INSTRUCTIONS TO FOLLOW:
Without including any pictures, write out all the records word for word.

EXERCISE DATA:
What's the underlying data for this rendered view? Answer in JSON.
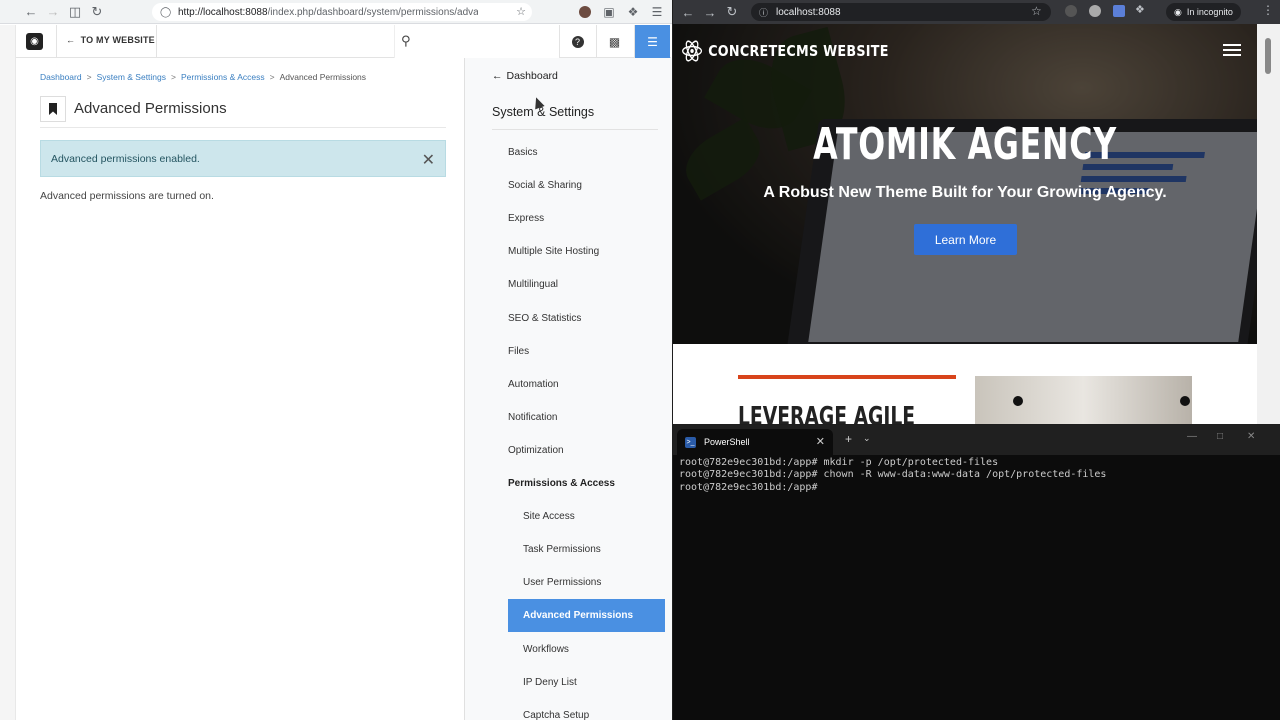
{
  "left_browser": {
    "url_host": "http://localhost:8088",
    "url_path": "/index.php/dashboard/system/permissions/advanced/permissio",
    "toolbar": {
      "to_my_website": "TO MY WEBSITE"
    },
    "breadcrumb": [
      "Dashboard",
      "System & Settings",
      "Permissions & Access",
      "Advanced Permissions"
    ],
    "page_title": "Advanced Permissions",
    "alert_text": "Advanced permissions enabled.",
    "body_text": "Advanced permissions are turned on.",
    "panel": {
      "back_label": "Dashboard",
      "section_title": "System & Settings",
      "items": [
        "Basics",
        "Social & Sharing",
        "Express",
        "Multiple Site Hosting",
        "Multilingual",
        "SEO & Statistics",
        "Files",
        "Automation",
        "Notification",
        "Optimization",
        "Permissions & Access"
      ],
      "sub_items": [
        "Site Access",
        "Task Permissions",
        "User Permissions",
        "Advanced Permissions",
        "Workflows",
        "IP Deny List",
        "Captcha Setup"
      ],
      "active_item": "Advanced Permissions"
    }
  },
  "right_browser": {
    "url": "localhost:8088",
    "incognito_label": "In incognito",
    "site_brand": "CONCRETECMS WEBSITE",
    "hero_title": "ATOMIK AGENCY",
    "hero_subtitle": "A Robust New Theme Built for Your Growing Agency.",
    "hero_button": "Learn More",
    "section_heading": "LEVERAGE AGILE",
    "accent_color": "#2f6fd8"
  },
  "terminal": {
    "tab_title": "PowerShell",
    "lines": [
      "root@782e9ec301bd:/app# mkdir -p /opt/protected-files",
      "root@782e9ec301bd:/app# chown -R www-data:www-data /opt/protected-files",
      "root@782e9ec301bd:/app# "
    ]
  }
}
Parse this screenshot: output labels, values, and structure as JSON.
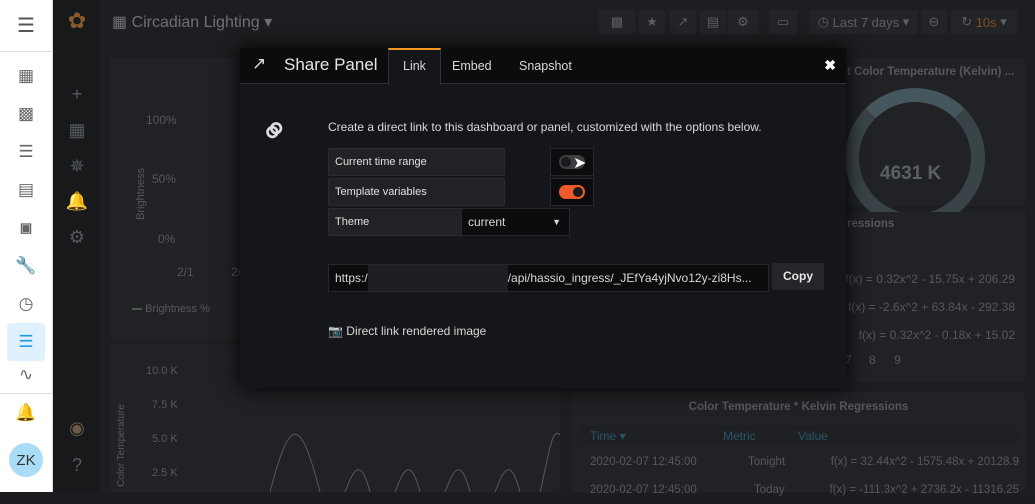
{
  "ha_sidebar": {
    "icons": [
      "menu-icon",
      "apps-icon",
      "account-box-icon",
      "list-icon",
      "chart-box-icon",
      "c-box-icon",
      "wrench-icon",
      "speedometer-icon",
      "timeline-icon",
      "chart-line-icon",
      "bell-icon"
    ],
    "user_initials": "ZK",
    "active_color": "#1e9be8"
  },
  "dashboard": {
    "title": "Circadian Lighting",
    "time_range": "Last 7 days",
    "refresh": "10s",
    "refresh_color": "#b86b2e"
  },
  "panels": {
    "brightness": {
      "y_label": "Brightness",
      "ticks": [
        "100%",
        "50%",
        "0%"
      ],
      "x_ticks": [
        "2/1",
        "2/"
      ],
      "legend": "Brightness %"
    },
    "color_temp_chart": {
      "y_label": "Color Temperature",
      "ticks": [
        "10.0 K",
        "7.5 K",
        "5.0 K",
        "2.5 K"
      ]
    },
    "gauge": {
      "title": "nt Color Temperature (Kelvin) ...",
      "value": "4631 K"
    },
    "regressions": {
      "title": "ressions",
      "rows": [
        "f(x) = 0.32x^2 - 15.75x + 206.29",
        "f(x) = -2.6x^2 + 63.84x - 292.38",
        "f(x) = 0.32x^2 - 0.18x + 15.02"
      ],
      "pager": [
        "7",
        "8",
        "9"
      ]
    },
    "kelvin_table": {
      "title": "Color Temperature * Kelvin Regressions",
      "headers": [
        "Time",
        "Metric",
        "Value"
      ],
      "rows": [
        [
          "2020-02-07 12:45:00",
          "Tonight",
          "f(x) = 32.44x^2 - 1575.48x + 20128.9"
        ],
        [
          "2020-02-07 12:45:00",
          "Today",
          "f(x) = -111.3x^2 + 2736.2x - 11316.25"
        ]
      ]
    }
  },
  "modal": {
    "title": "Share Panel",
    "tabs": [
      "Link",
      "Embed",
      "Snapshot"
    ],
    "active_tab": "Link",
    "description": "Create a direct link to this dashboard or panel, customized with the options below.",
    "options": [
      {
        "label": "Current time range",
        "enabled": false
      },
      {
        "label": "Template variables",
        "enabled": true
      }
    ],
    "theme_label": "Theme",
    "theme_value": "current",
    "url_prefix": "https:/",
    "url_suffix": "/api/hassio_ingress/_JEfYa4yjNvo12y-zi8Hs...",
    "copy_label": "Copy",
    "rendered_image_label": "Direct link rendered image",
    "accent": "#f05a28"
  }
}
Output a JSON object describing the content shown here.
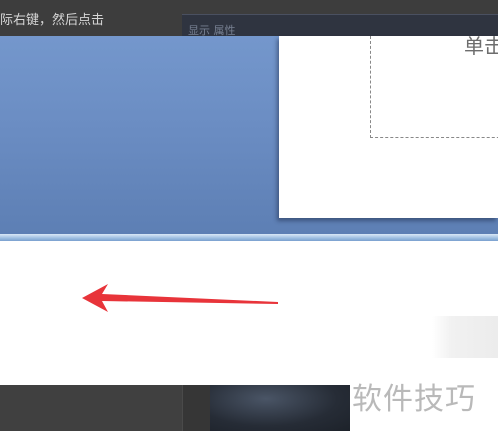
{
  "caption": {
    "text": "际右键，然后点击"
  },
  "menu_strip": {
    "text": "显示  属性"
  },
  "slide": {
    "placeholder_text": "单击"
  },
  "watermark": {
    "text": "软件技巧"
  },
  "colors": {
    "workspace_blue": "#6b8dc3",
    "arrow_red": "#e8343a",
    "dark_bar": "#3d3d3d"
  },
  "icons": {
    "pointer": "red-arrow-icon"
  }
}
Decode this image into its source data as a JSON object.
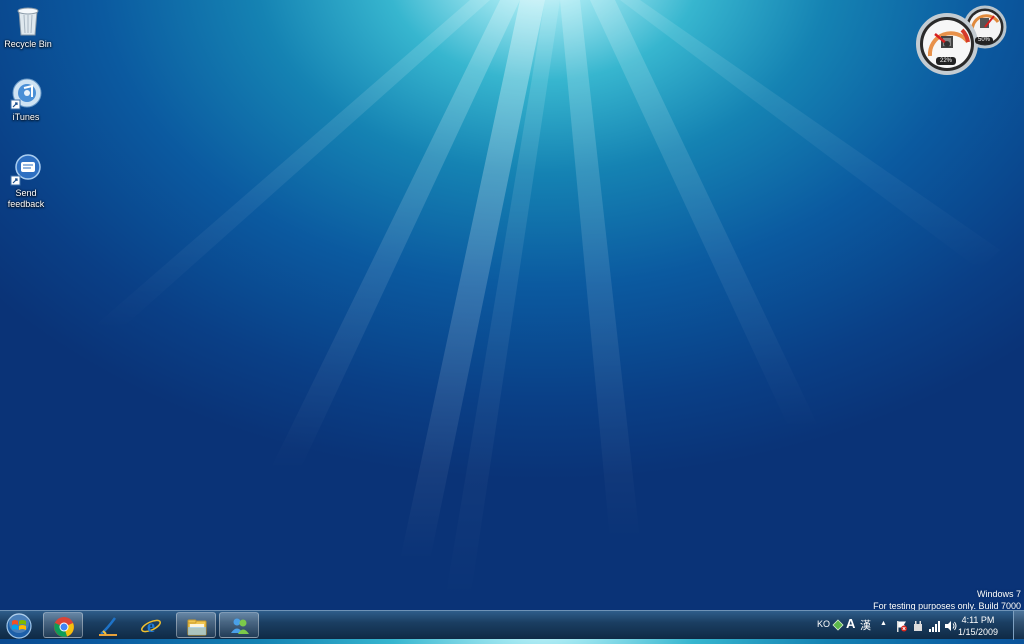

ANSWER:
What's the underlying data for this rendered view? Answer in JSON.
{
  "left_browser": {
    "url_host": "http://localhost:8088",
    "url_path": "/index.php/dashboard/system/permissions/advanced/permissio",
    "toolbar": {
      "to_my_website": "TO MY WEBSITE"
    },
    "breadcrumb": [
      "Dashboard",
      "System & Settings",
      "Permissions & Access",
      "Advanced Permissions"
    ],
    "page_title": "Advanced Permissions",
    "alert_text": "Advanced permissions enabled.",
    "body_text": "Advanced permissions are turned on.",
    "panel": {
      "back_label": "Dashboard",
      "section_title": "System & Settings",
      "items": [
        "Basics",
        "Social & Sharing",
        "Express",
        "Multiple Site Hosting",
        "Multilingual",
        "SEO & Statistics",
        "Files",
        "Automation",
        "Notification",
        "Optimization",
        "Permissions & Access"
      ],
      "sub_items": [
        "Site Access",
        "Task Permissions",
        "User Permissions",
        "Advanced Permissions",
        "Workflows",
        "IP Deny List",
        "Captcha Setup"
      ],
      "active_item": "Advanced Permissions"
    }
  },
  "right_browser": {
    "url": "localhost:8088",
    "incognito_label": "In incognito",
    "site_brand": "CONCRETECMS WEBSITE",
    "hero_title": "ATOMIK AGENCY",
    "hero_subtitle": "A Robust New Theme Built for Your Growing Agency.",
    "hero_button": "Learn More",
    "section_heading": "LEVERAGE AGILE",
    "accent_color": "#2f6fd8"
  },
  "terminal": {
    "tab_title": "PowerShell",
    "lines": [
      "root@782e9ec301bd:/app# mkdir -p /opt/protected-files",
      "root@782e9ec301bd:/app# chown -R www-data:www-data /opt/protected-files",
      "root@782e9ec301bd:/app# "
    ]
  }
}
Parse this screenshot: output labels, values, and structure as JSON.
{
  "ha_sidebar": {
    "icons": [
      "menu-icon",
      "apps-icon",
      "account-box-icon",
      "list-icon",
      "chart-box-icon",
      "c-box-icon",
      "wrench-icon",
      "speedometer-icon",
      "timeline-icon",
      "chart-line-icon",
      "bell-icon"
    ],
    "user_initials": "ZK",
    "active_color": "#1e9be8"
  },
  "dashboard": {
    "title": "Circadian Lighting",
    "time_range": "Last 7 days",
    "refresh": "10s",
    "refresh_color": "#b86b2e"
  },
  "panels": {
    "brightness": {
      "y_label": "Brightness",
      "ticks": [
        "100%",
        "50%",
        "0%"
      ],
      "x_ticks": [
        "2/1",
        "2/"
      ],
      "legend": "Brightness %"
    },
    "color_temp_chart": {
      "y_label": "Color Temperature",
      "ticks": [
        "10.0 K",
        "7.5 K",
        "5.0 K",
        "2.5 K"
      ]
    },
    "gauge": {
      "title": "nt Color Temperature (Kelvin) ...",
      "value": "4631 K"
    },
    "regressions": {
      "title": "ressions",
      "rows": [
        "f(x) = 0.32x^2 - 15.75x + 206.29",
        "f(x) = -2.6x^2 + 63.84x - 292.38",
        "f(x) = 0.32x^2 - 0.18x + 15.02"
      ],
      "pager": [
        "7",
        "8",
        "9"
      ]
    },
    "kelvin_table": {
      "title": "Color Temperature * Kelvin Regressions",
      "headers": [
        "Time",
        "Metric",
        "Value"
      ],
      "rows": [
        [
          "2020-02-07 12:45:00",
          "Tonight",
          "f(x) = 32.44x^2 - 1575.48x + 20128.9"
        ],
        [
          "2020-02-07 12:45:00",
          "Today",
          "f(x) = -111.3x^2 + 2736.2x - 11316.25"
        ]
      ]
    }
  },
  "modal": {
    "title": "Share Panel",
    "tabs": [
      "Link",
      "Embed",
      "Snapshot"
    ],
    "active_tab": "Link",
    "description": "Create a direct link to this dashboard or panel, customized with the options below.",
    "options": [
      {
        "label": "Current time range",
        "enabled": false
      },
      {
        "label": "Template variables",
        "enabled": true
      }
    ],
    "theme_label": "Theme",
    "theme_value": "current",
    "url_prefix": "https:/",
    "url_suffix": "/api/hassio_ingress/_JEfYa4yjNvo12y-zi8Hs...",
    "copy_label": "Copy",
    "rendered_image_label": "Direct link rendered image",
    "accent": "#f05a28"
  }
}
Output a JSON object describing the content shown here.
{
  "caption": {
    "text": "际右键，然后点击"
  },
  "menu_strip": {
    "text": "显示  属性"
  },
  "slide": {
    "placeholder_text": "单击"
  },
  "watermark": {
    "text": "软件技巧"
  },
  "colors": {
    "workspace_blue": "#6b8dc3",
    "arrow_red": "#e8343a",
    "dark_bar": "#3d3d3d"
  },
  "icons": {
    "pointer": "red-arrow-icon"
  }
}
Decode this image into its source data as a JSON object.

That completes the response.